**PROVIDED DATA**
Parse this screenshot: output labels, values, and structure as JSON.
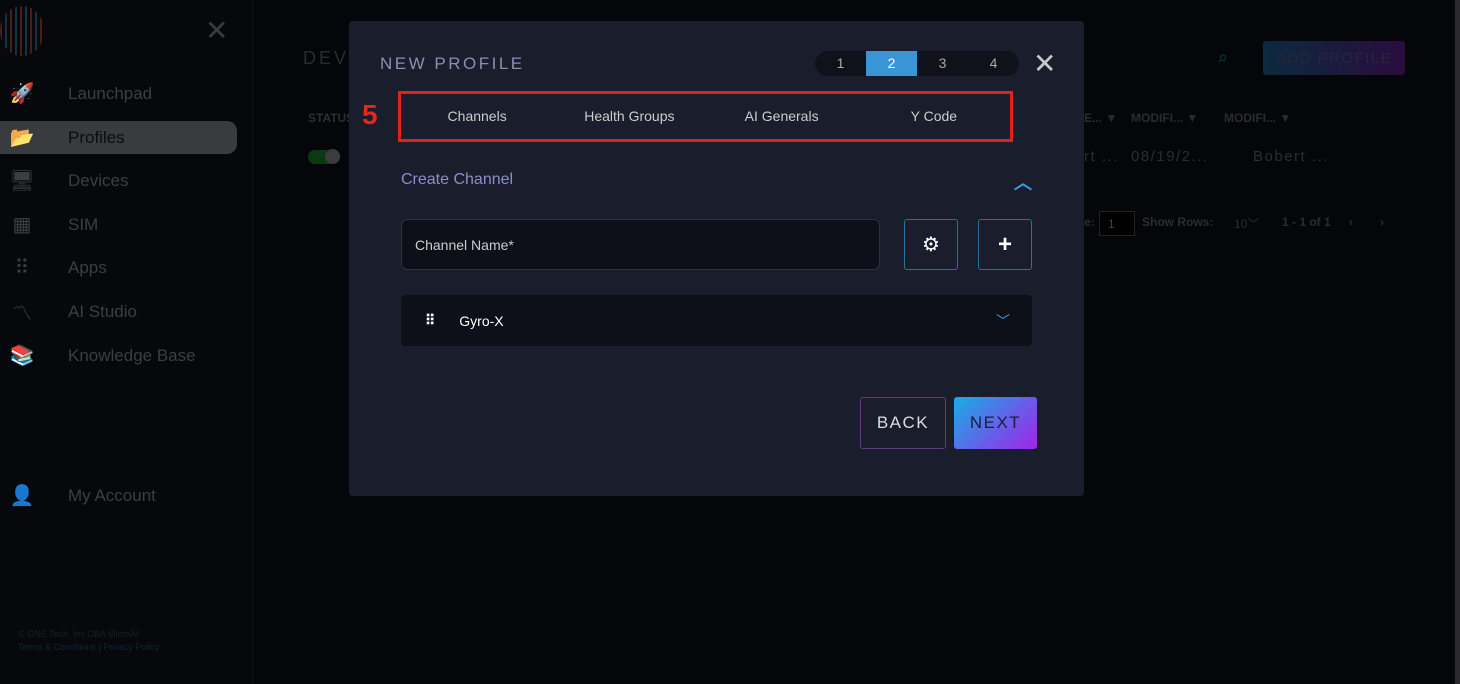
{
  "sidebar": {
    "items": [
      {
        "label": "Launchpad",
        "icon": "rocket-icon"
      },
      {
        "label": "Profiles",
        "icon": "folder-icon",
        "active": true
      },
      {
        "label": "Devices",
        "icon": "monitor-icon"
      },
      {
        "label": "SIM",
        "icon": "sim-icon"
      },
      {
        "label": "Apps",
        "icon": "grid-icon"
      },
      {
        "label": "AI Studio",
        "icon": "ai-studio-icon"
      },
      {
        "label": "Knowledge Base",
        "icon": "books-icon"
      }
    ],
    "account": "My Account",
    "copyright": "© ONE Tech, Inc DBA MicroAI",
    "terms": "Terms & Conditions",
    "separator": "|",
    "privacy": "Privacy Policy"
  },
  "page": {
    "title": "DEVI",
    "add_profile": "ADD PROFILE",
    "columns": [
      "STATUS",
      "E...",
      "MODIFI...",
      "MODIFI..."
    ],
    "row": [
      "rt ...",
      "08/19/2...",
      "Bobert ..."
    ],
    "page_label": "e:",
    "page_value": "1",
    "show_rows_label": "Show Rows:",
    "show_rows_value": "10",
    "range": "1 - 1 of 1"
  },
  "modal": {
    "title": "NEW PROFILE",
    "steps": [
      "1",
      "2",
      "3",
      "4"
    ],
    "active_step": 2,
    "annotation": "5",
    "tabs": [
      "Channels",
      "Health Groups",
      "AI Generals",
      "Y Code"
    ],
    "section": "Create Channel",
    "channel_placeholder": "Channel Name*",
    "channels": [
      {
        "name": "Gyro-X"
      }
    ],
    "back": "BACK",
    "next": "NEXT"
  },
  "colors": {
    "accent": "#3a95d6",
    "annotation": "#e0211c",
    "modal_bg": "#1a1d2c"
  }
}
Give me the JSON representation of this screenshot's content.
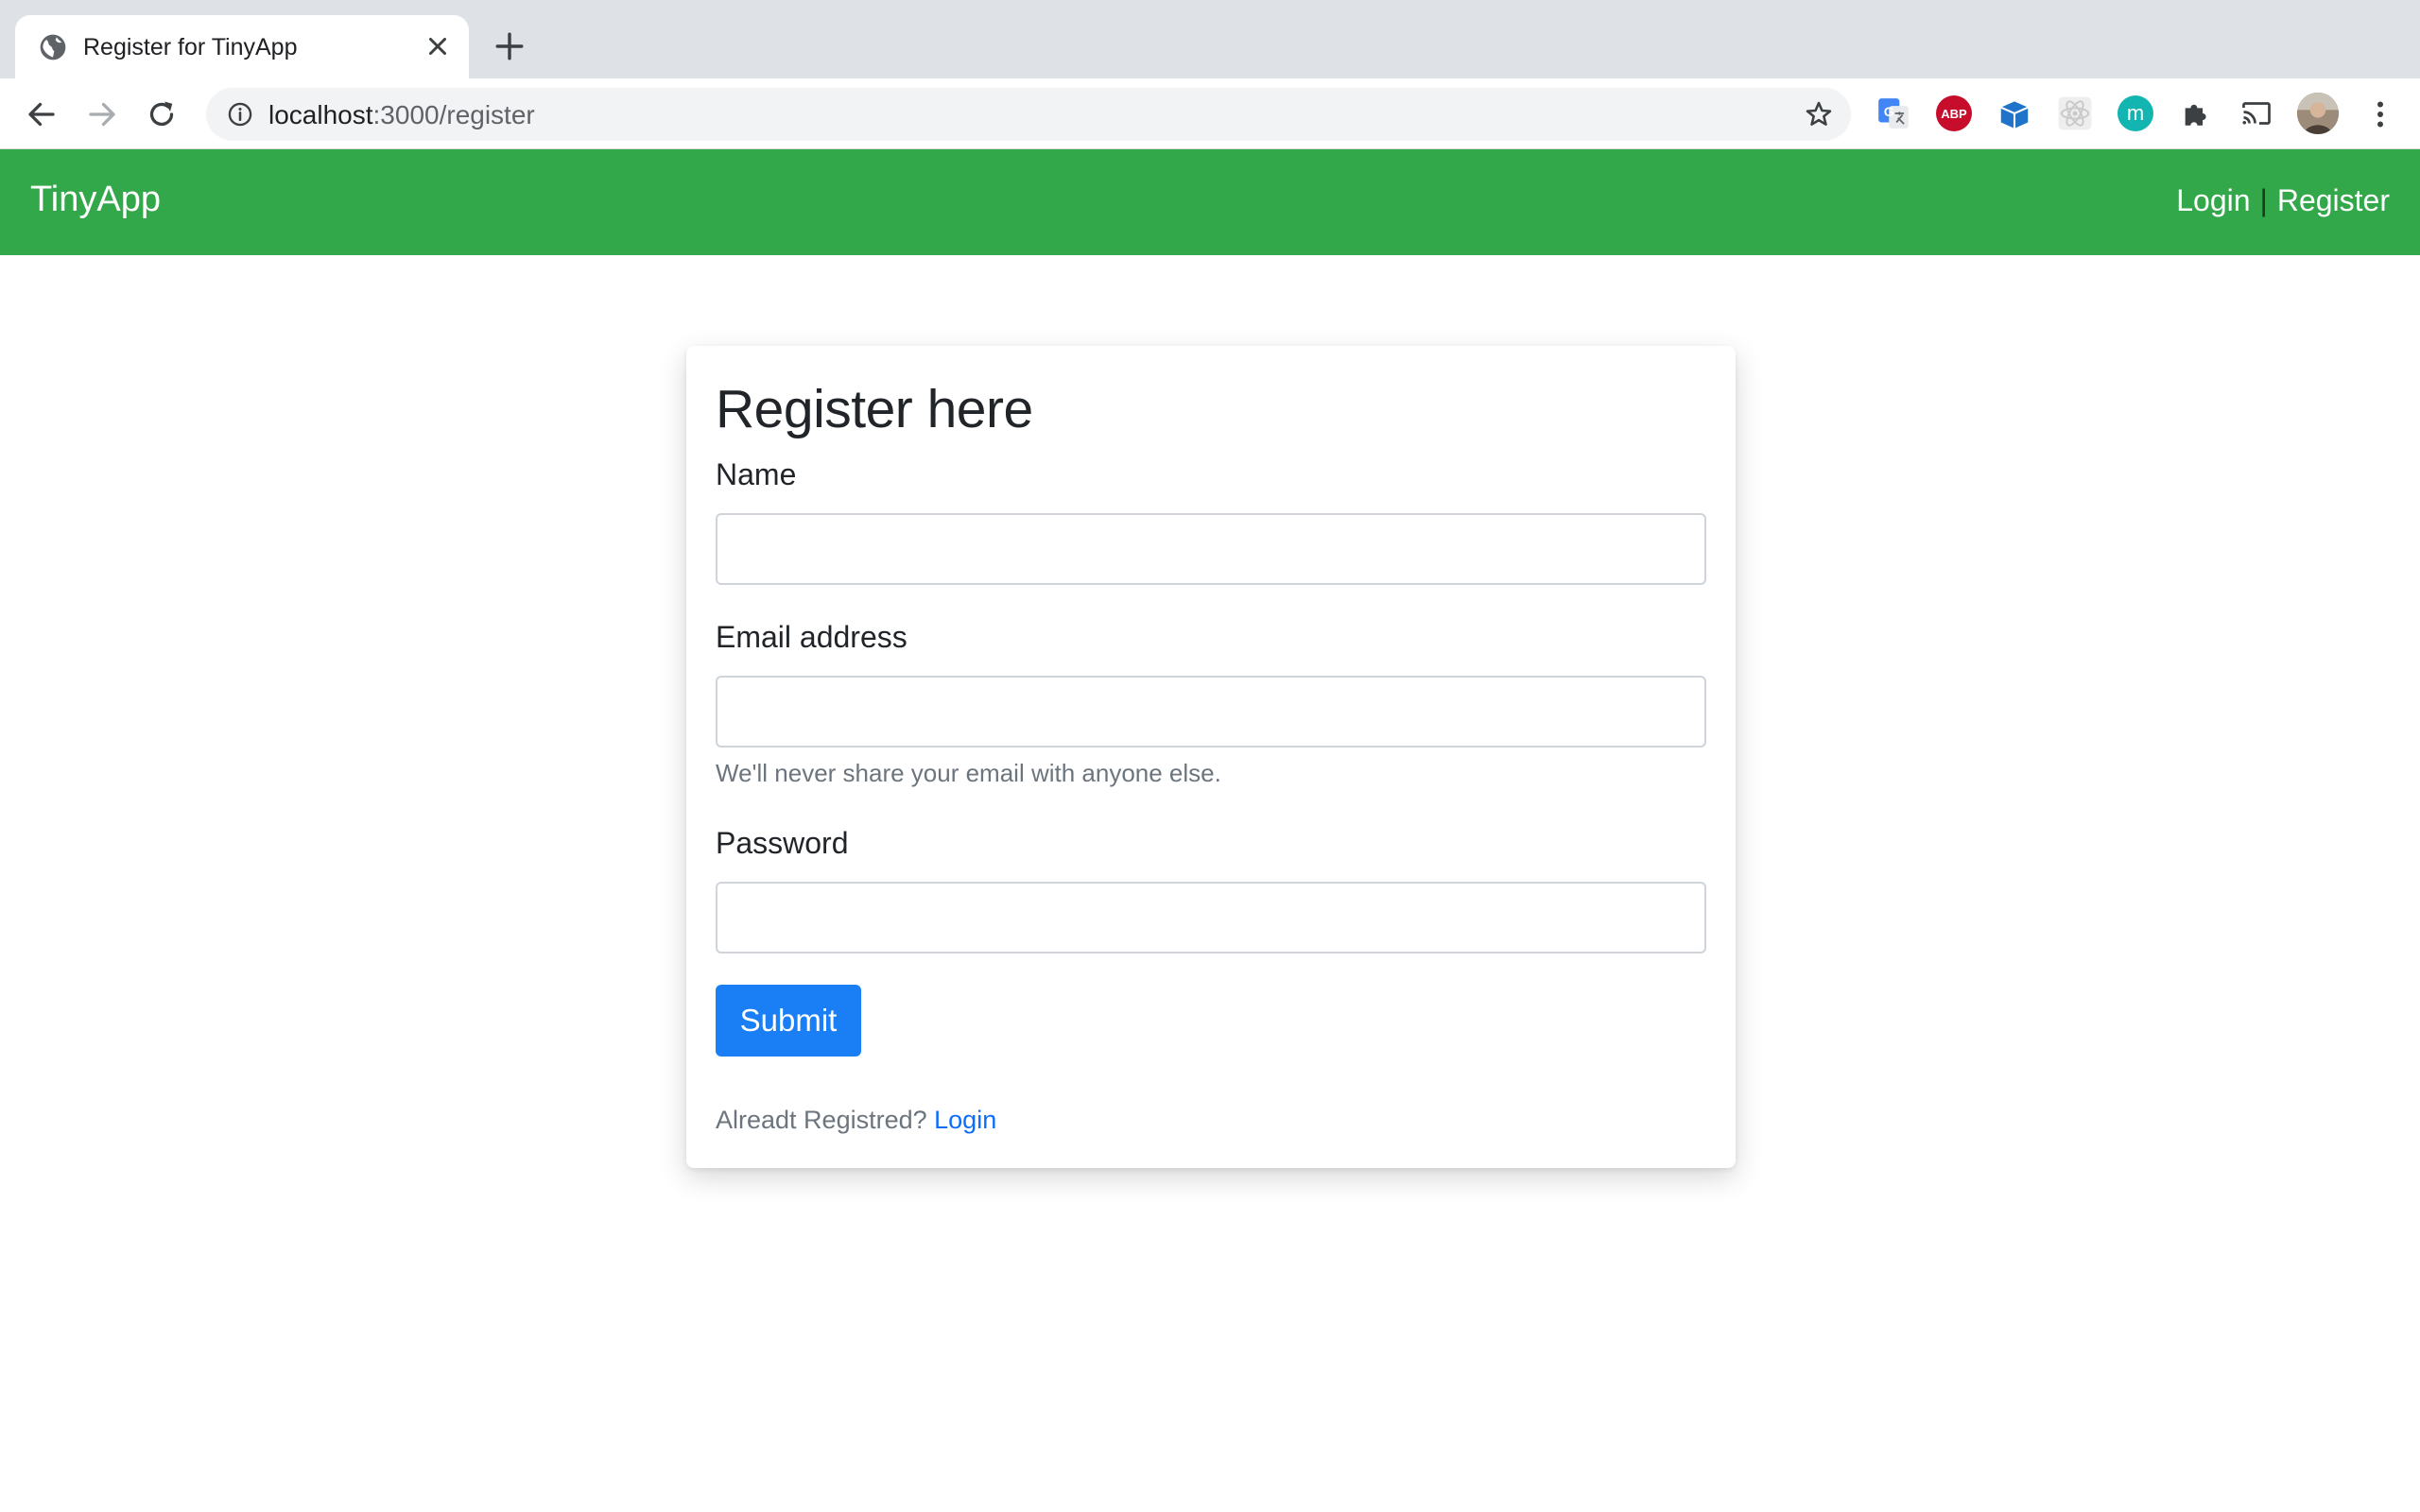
{
  "browser": {
    "tab_title": "Register for TinyApp",
    "url_host": "localhost",
    "url_rest": ":3000/register",
    "extensions": {
      "abp_label": "ABP",
      "m_label": "m"
    }
  },
  "navbar": {
    "brand": "TinyApp",
    "login_label": "Login",
    "separator": "|",
    "register_label": "Register",
    "color": "#33a84a"
  },
  "form": {
    "title": "Register here",
    "name_label": "Name",
    "name_value": "",
    "email_label": "Email address",
    "email_value": "",
    "email_help": "We'll never share your email with anyone else.",
    "password_label": "Password",
    "password_value": "",
    "submit_label": "Submit",
    "footer_prompt": "Alreadt Registred?",
    "footer_link": "Login",
    "accent_color": "#1a7ff5"
  }
}
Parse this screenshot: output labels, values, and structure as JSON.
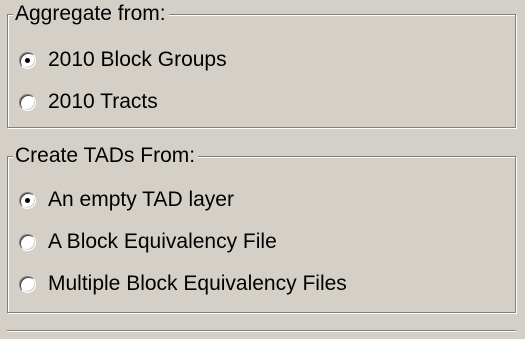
{
  "aggregate": {
    "legend": "Aggregate from:",
    "options": [
      {
        "label": "2010 Block Groups",
        "checked": true
      },
      {
        "label": "2010 Tracts",
        "checked": false
      }
    ]
  },
  "create": {
    "legend": "Create TADs From:",
    "options": [
      {
        "label": "An empty TAD layer",
        "checked": true
      },
      {
        "label": "A Block Equivalency File",
        "checked": false
      },
      {
        "label": "Multiple Block Equivalency Files",
        "checked": false
      }
    ]
  },
  "colors": {
    "background": "#d4d0c8",
    "shadow": "#808080",
    "highlight": "#ffffff"
  }
}
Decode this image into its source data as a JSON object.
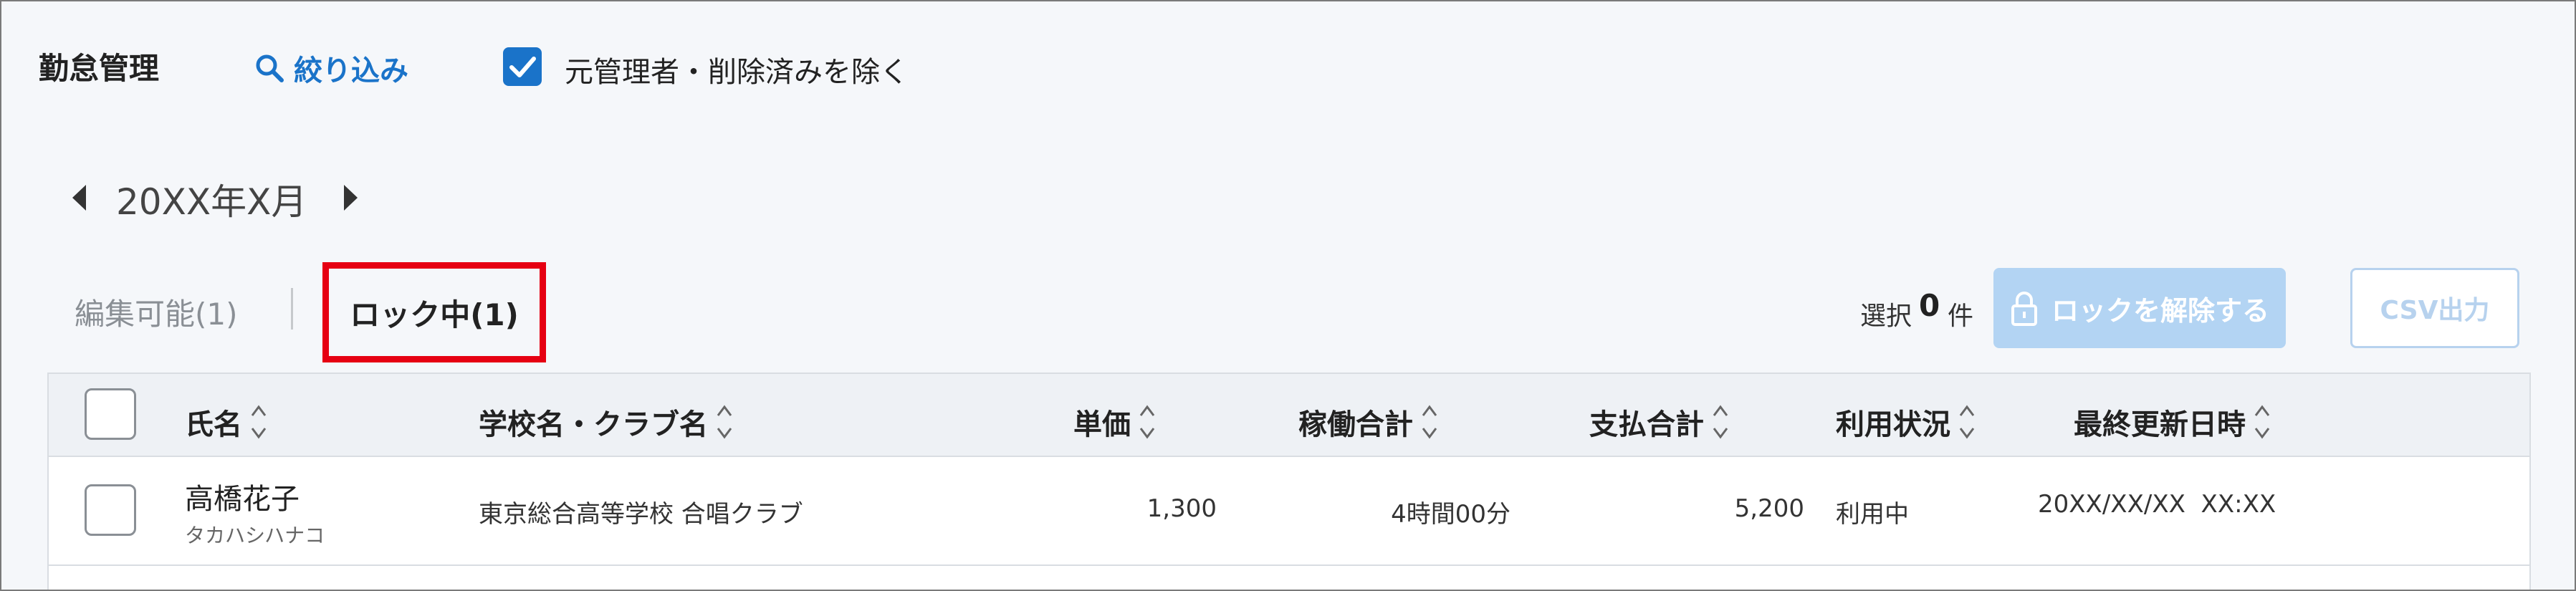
{
  "header": {
    "title": "勤怠管理",
    "filter_label": "絞り込み",
    "exclude_checkbox_label": "元管理者・削除済みを除く",
    "exclude_checked": true
  },
  "month": {
    "label": "20XX年X月"
  },
  "tabs": [
    {
      "label": "編集可能(1)",
      "active": false
    },
    {
      "label": "ロック中(1)",
      "active": true
    }
  ],
  "selection": {
    "prefix": "選択",
    "count": "0",
    "suffix": "件"
  },
  "buttons": {
    "unlock": "ロックを解除する",
    "csv": "CSV出力"
  },
  "table": {
    "columns": [
      "氏名",
      "学校名・クラブ名",
      "単価",
      "稼働合計",
      "支払合計",
      "利用状況",
      "最終更新日時"
    ],
    "rows": [
      {
        "name": "高橋花子",
        "kana": "タカハシハナコ",
        "school": "東京総合高等学校 合唱クラブ",
        "unit_price": "1,300",
        "work_total": "4時間00分",
        "pay_total": "5,200",
        "status": "利用中",
        "updated": "20XX/XX/XX  XX:XX"
      }
    ]
  },
  "colors": {
    "accent": "#1a73c9",
    "highlight_border": "#e60012",
    "disabled_button": "#b3d4f3"
  }
}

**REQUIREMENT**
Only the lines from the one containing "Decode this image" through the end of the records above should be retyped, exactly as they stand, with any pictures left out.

**OUTPUT FOR THIS TASK**
Decode this image into its source data as a JSON object.
{
  "header": {
    "title": "勤怠管理",
    "filter_label": "絞り込み",
    "exclude_checkbox_label": "元管理者・削除済みを除く",
    "exclude_checked": true
  },
  "month": {
    "label": "20XX年X月"
  },
  "tabs": [
    {
      "label": "編集可能(1)",
      "active": false
    },
    {
      "label": "ロック中(1)",
      "active": true
    }
  ],
  "selection": {
    "prefix": "選択",
    "count": "0",
    "suffix": "件"
  },
  "buttons": {
    "unlock": "ロックを解除する",
    "csv": "CSV出力"
  },
  "table": {
    "columns": [
      "氏名",
      "学校名・クラブ名",
      "単価",
      "稼働合計",
      "支払合計",
      "利用状況",
      "最終更新日時"
    ],
    "rows": [
      {
        "name": "高橋花子",
        "kana": "タカハシハナコ",
        "school": "東京総合高等学校 合唱クラブ",
        "unit_price": "1,300",
        "work_total": "4時間00分",
        "pay_total": "5,200",
        "status": "利用中",
        "updated": "20XX/XX/XX  XX:XX"
      }
    ]
  },
  "colors": {
    "accent": "#1a73c9",
    "highlight_border": "#e60012",
    "disabled_button": "#b3d4f3"
  }
}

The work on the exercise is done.